Saturday, December 11, 2010

Morbid Careers and Green Burials

Today, on my way to work, I was thinking that if life doesn't go well for me as a cartoonist or whatever the fuck it is that I want to be, I might be a funeral director.

I know, morbid right? Well, I've always been a pretty morbid person, and the handling of the dead is an important job. I know I'm generally very blasé about this; sometimes I feel that people revere the bodies of the dead more than is necessary. They are, after all, just the husks of what once was. But I suppose that the body of a loved one is the last link that anyone would have with them, so I can see why people are so uptight about it.

The thing I really don't like is the embalming process. When you die, they drain all your blood out of you and replace it with embalming fluid, which is a pretty harmful carcinogenic chemical. Then they place you in coffins lined with cement, and stick you in a hole six feet under, which is a depth that is too deep for bodies to properly break down anyway. The big problem with this is that you never get a chance to decompose naturally, and as a result, sit in your cement-lined casket for ages and ages, turning into toxic sludge. Not cool, you guys.

A year or two ago, I read this great article about Green Burials. Now, I am the last person you should ever call a hippie, but these eco-friendly burials really appealed to me. I read an article (I really wish I could remember where I read it) that explained it all, and it sounded pretty cool.

Basically, instead of the traditional chemical embalming fluid, they use a vegetable-based one. Then you're placed in a biodegradable "container" (okay, I'll admit that the use of the word 'container' weirded me out a little bit) and are placed in a whole 4 feet deep, rather than 6 feet. Instead of a typical cemetery, the picture in the article showed what looked like a forest that is set aside for burials. There are no tombstones, but families can choose to have a rock or a tree placed on top of the final resting spot. I just thought this sounded so much more... I dunno, peaceful. Pleasant. And I really like the idea that you would be able to break down naturally. To become part of the soil and all other living things is how we can actually achieve immortality.

So, in case life does fail me, I think I will become and eco-friendly funeral director. The only thing that actually put me off the job was all the schooling -- 2 to 4 years! And that part of the courses involve boring computer stuff. Yes, I am more put off by that than by the actual handling of dead bodies.

The only reason I was really afraid of dead bodies before was because of zombies, and now I'm kind of a zombie fan, if you will. I remember seeing my first one. I was 15, and my mum had dragged us to the funeral of a friend of my dad's. I hadn't wanted to go, but my mum said that we had to stick together as a family. Pfft, whatever. It was a Saturday and I had better shit to do, like sleeping in.
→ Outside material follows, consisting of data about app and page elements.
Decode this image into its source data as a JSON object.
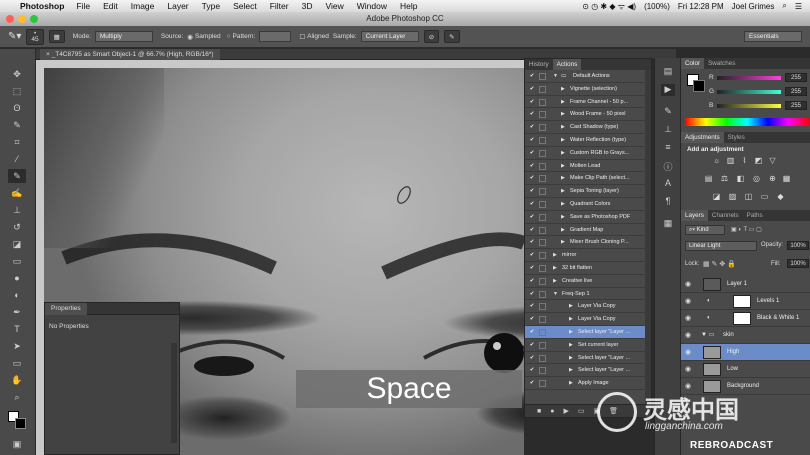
{
  "menubar": {
    "app": "Photoshop",
    "items": [
      "File",
      "Edit",
      "Image",
      "Layer",
      "Type",
      "Select",
      "Filter",
      "3D",
      "View",
      "Window",
      "Help"
    ],
    "battery": "(100%)",
    "clock": "Fri 12:28 PM",
    "user": "Joel Grimes"
  },
  "window": {
    "title": "Adobe Photoshop CC"
  },
  "options": {
    "brush_size": "45",
    "mode_label": "Mode:",
    "mode_value": "Multiply",
    "source_label": "Source:",
    "sampled_label": "Sampled",
    "pattern_label": "Pattern:",
    "aligned_label": "Aligned",
    "sample_label": "Sample:",
    "sample_value": "Current Layer",
    "workspace": "Essentials"
  },
  "document": {
    "tab_title": "_T4C8795 as Smart Object-1 @ 66.7% (High, RGB/16*)",
    "overlay_text": "Space"
  },
  "properties": {
    "tab": "Properties",
    "empty_text": "No Properties"
  },
  "actions": {
    "tabs": [
      "History",
      "Actions"
    ],
    "items": [
      {
        "label": "Default Actions",
        "indent": 0,
        "folder": true,
        "expanded": true
      },
      {
        "label": "Vignette (selection)",
        "indent": 1
      },
      {
        "label": "Frame Channel - 50 p...",
        "indent": 1
      },
      {
        "label": "Wood Frame - 50 pixel",
        "indent": 1
      },
      {
        "label": "Cast Shadow (type)",
        "indent": 1
      },
      {
        "label": "Water Reflection (type)",
        "indent": 1
      },
      {
        "label": "Custom RGB to Grays...",
        "indent": 1
      },
      {
        "label": "Molten Lead",
        "indent": 1
      },
      {
        "label": "Make Clip Path (select...",
        "indent": 1
      },
      {
        "label": "Sepia Toning (layer)",
        "indent": 1
      },
      {
        "label": "Quadrant Colors",
        "indent": 1
      },
      {
        "label": "Save as Photoshop PDF",
        "indent": 1
      },
      {
        "label": "Gradient Map",
        "indent": 1
      },
      {
        "label": "Mixer Brush Cloning P...",
        "indent": 1
      },
      {
        "label": "mirror",
        "indent": 0
      },
      {
        "label": "32 bit flatten",
        "indent": 0
      },
      {
        "label": "Creative live",
        "indent": 0
      },
      {
        "label": "Freq-Sep 1",
        "indent": 0,
        "expanded": true
      },
      {
        "label": "Layer Via Copy",
        "indent": 2
      },
      {
        "label": "Layer Via Copy",
        "indent": 2
      },
      {
        "label": "Select layer \"Layer ...",
        "indent": 2,
        "selected": true
      },
      {
        "label": "Set current layer",
        "indent": 2
      },
      {
        "label": "Select layer \"Layer ...",
        "indent": 2
      },
      {
        "label": "Select layer \"Layer ...",
        "indent": 2
      },
      {
        "label": "Apply Image",
        "indent": 2
      }
    ]
  },
  "color": {
    "tabs": [
      "Color",
      "Swatches"
    ],
    "channels": [
      {
        "label": "R",
        "value": "255",
        "gradient": "#ff3fe0"
      },
      {
        "label": "G",
        "value": "255",
        "gradient": "#40ffd8"
      },
      {
        "label": "B",
        "value": "255",
        "gradient": "#ffff40"
      }
    ]
  },
  "adjustments": {
    "tabs": [
      "Adjustments",
      "Styles"
    ],
    "heading": "Add an adjustment"
  },
  "layers": {
    "tabs": [
      "Layers",
      "Channels",
      "Paths"
    ],
    "kind": "Kind",
    "blend_mode": "Linear Light",
    "opacity_label": "Opacity:",
    "opacity_value": "100%",
    "lock_label": "Lock:",
    "fill_label": "Fill:",
    "fill_value": "100%",
    "rows": [
      {
        "name": "Layer 1",
        "thumb": "#5a5a5a"
      },
      {
        "name": "Levels 1",
        "thumb": "#ffffff",
        "adj": true
      },
      {
        "name": "Black & White 1",
        "thumb": "#ffffff",
        "adj": true
      },
      {
        "name": "skin",
        "group": true
      },
      {
        "name": "High",
        "thumb": "#9a9a9a",
        "selected": true
      },
      {
        "name": "Low",
        "thumb": "#9a9a9a"
      },
      {
        "name": "Background",
        "thumb": "#9a9a9a"
      }
    ]
  },
  "watermark": {
    "brand_cn": "灵感中国",
    "brand_url": "lingganchina.com",
    "rebroadcast": "REBROADCAST"
  }
}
It was an open casket funeral, unfortunately. He was an old guy, and he looked... Jesus, grey. It was awful. His face was sagging back against the pillow, I suppose because his muscles weren't holding everything in place. He didn't look like he was peaceful or sleeping at all, he just looked dead dead dead. I was frozen in front of his casket, petrified. I felt ill. After, I cried a little bit, and everyone nodded sympathetically to me. But I wasn't crying because it was sad, I was crying because it had shocked me really badly. Then we had to wait outside as the slowly lowered him into the neatly dug grave. It seemed lacking in any real care though, because they just used a machine to lower him in. I dunno, it seems like it would have been more respectful to do that yourself. Anyway, we stayed after all the people had gone, only to see a mini excavator roll over and pack the earth and turf on top of him. I found it really eerie, like they were erasing all proof that he had ever existed.

I am fairly interested in the trade though. The mortician part might take a little getting used to, but it sounds like you could make a pretty decent living off of it. Funeral directors typically make about $50,000 per year. More than I'd make as some kind of cartoonist, that's for sure.

How did I get so sick and twisted, you may be wondering? That's a good question. Let me know when you figure it out.


  1. You didn't happen to think of this because you lent me Fun House, did you?

  2. Haha no, I was just thinking about the article on green burials that I'd read, and that maybe the world needs a few more atheist funeral directors. It's a grim job, but somebody's got to do it. Plus, you'd never be out of work, haha.